Records from a data collection:
☆ ☆ ☆ ☆ ☆ ☆ ☆

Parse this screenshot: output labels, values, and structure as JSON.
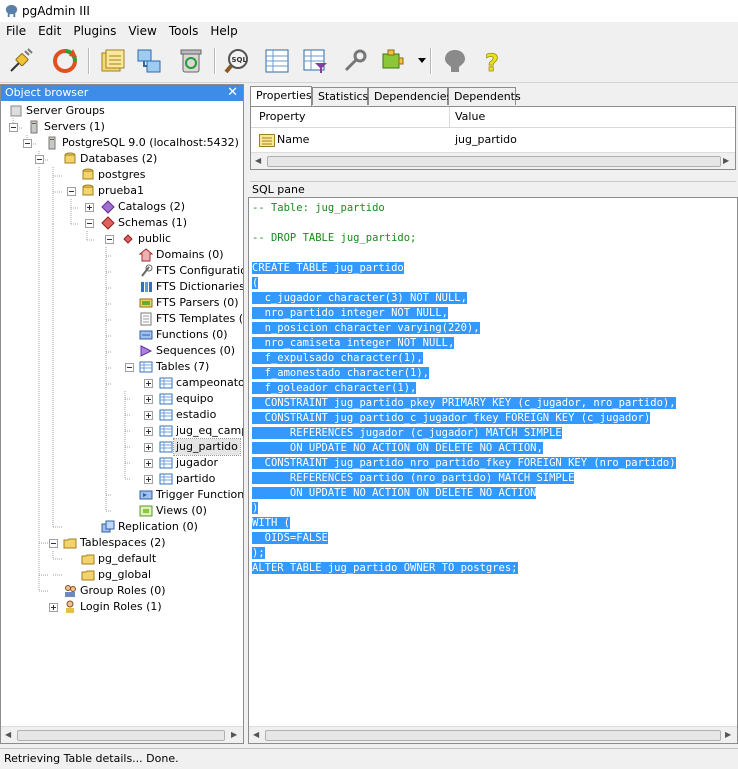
{
  "window": {
    "title": "pgAdmin III"
  },
  "menu": [
    "File",
    "Edit",
    "Plugins",
    "View",
    "Tools",
    "Help"
  ],
  "toolbar": {
    "icons": [
      "connect-icon",
      "refresh-icon",
      "properties-icon",
      "create-icon",
      "drop-icon",
      "sql-icon",
      "view-data-icon",
      "filtered-data-icon",
      "maintenance-icon",
      "plugins-icon",
      "hint-icon",
      "help-icon"
    ]
  },
  "object_browser": {
    "title": "Object browser",
    "nodes": [
      "Server Groups",
      "Servers (1)",
      "PostgreSQL 9.0 (localhost:5432)",
      "Databases (2)",
      "postgres",
      "prueba1",
      "Catalogs (2)",
      "Schemas (1)",
      "public",
      "Domains (0)",
      "FTS Configurations",
      "FTS Dictionaries (",
      "FTS Parsers (0)",
      "FTS Templates (0)",
      "Functions (0)",
      "Sequences (0)",
      "Tables (7)",
      "campeonato",
      "equipo",
      "estadio",
      "jug_eq_camp",
      "jug_partido",
      "jugador",
      "partido",
      "Trigger Functions",
      "Views (0)",
      "Replication (0)",
      "Tablespaces (2)",
      "pg_default",
      "pg_global",
      "Group Roles (0)",
      "Login Roles (1)"
    ]
  },
  "tabs": [
    "Properties",
    "Statistics",
    "Dependencies",
    "Dependents"
  ],
  "properties": {
    "col_property": "Property",
    "col_value": "Value",
    "rows": [
      {
        "property": "Name",
        "value": "jug_partido"
      }
    ]
  },
  "sql_pane": {
    "label": "SQL pane",
    "lines": [
      "-- Table: jug_partido",
      "",
      "-- DROP TABLE jug_partido;",
      "",
      "CREATE TABLE jug_partido",
      "(",
      "  c_jugador character(3) NOT NULL,",
      "  nro_partido integer NOT NULL,",
      "  n_posicion character varying(220),",
      "  nro_camiseta integer NOT NULL,",
      "  f_expulsado character(1),",
      "  f_amonestado character(1),",
      "  f_goleador character(1),",
      "  CONSTRAINT jug_partido_pkey PRIMARY KEY (c_jugador, nro_partido),",
      "  CONSTRAINT jug_partido_c_jugador_fkey FOREIGN KEY (c_jugador)",
      "      REFERENCES jugador (c_jugador) MATCH SIMPLE",
      "      ON UPDATE NO ACTION ON DELETE NO ACTION,",
      "  CONSTRAINT jug_partido_nro_partido_fkey FOREIGN KEY (nro_partido)",
      "      REFERENCES partido (nro_partido) MATCH SIMPLE",
      "      ON UPDATE NO ACTION ON DELETE NO ACTION",
      ")",
      "WITH (",
      "  OIDS=FALSE",
      ");",
      "ALTER TABLE jug_partido OWNER TO postgres;"
    ],
    "highlight_from_line": 4
  },
  "status": {
    "text": "Retrieving Table details... Done."
  },
  "colors": {
    "selection": "#3399ff",
    "comment": "#1a8a1a",
    "header": "#3c8ce8"
  }
}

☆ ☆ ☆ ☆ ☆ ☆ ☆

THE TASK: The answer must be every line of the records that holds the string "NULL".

ANSWER SPACE:
      "  c_jugador character(3) NOT NULL,",
      "  nro_partido integer NOT NULL,",
      "  nro_camiseta integer NOT NULL,",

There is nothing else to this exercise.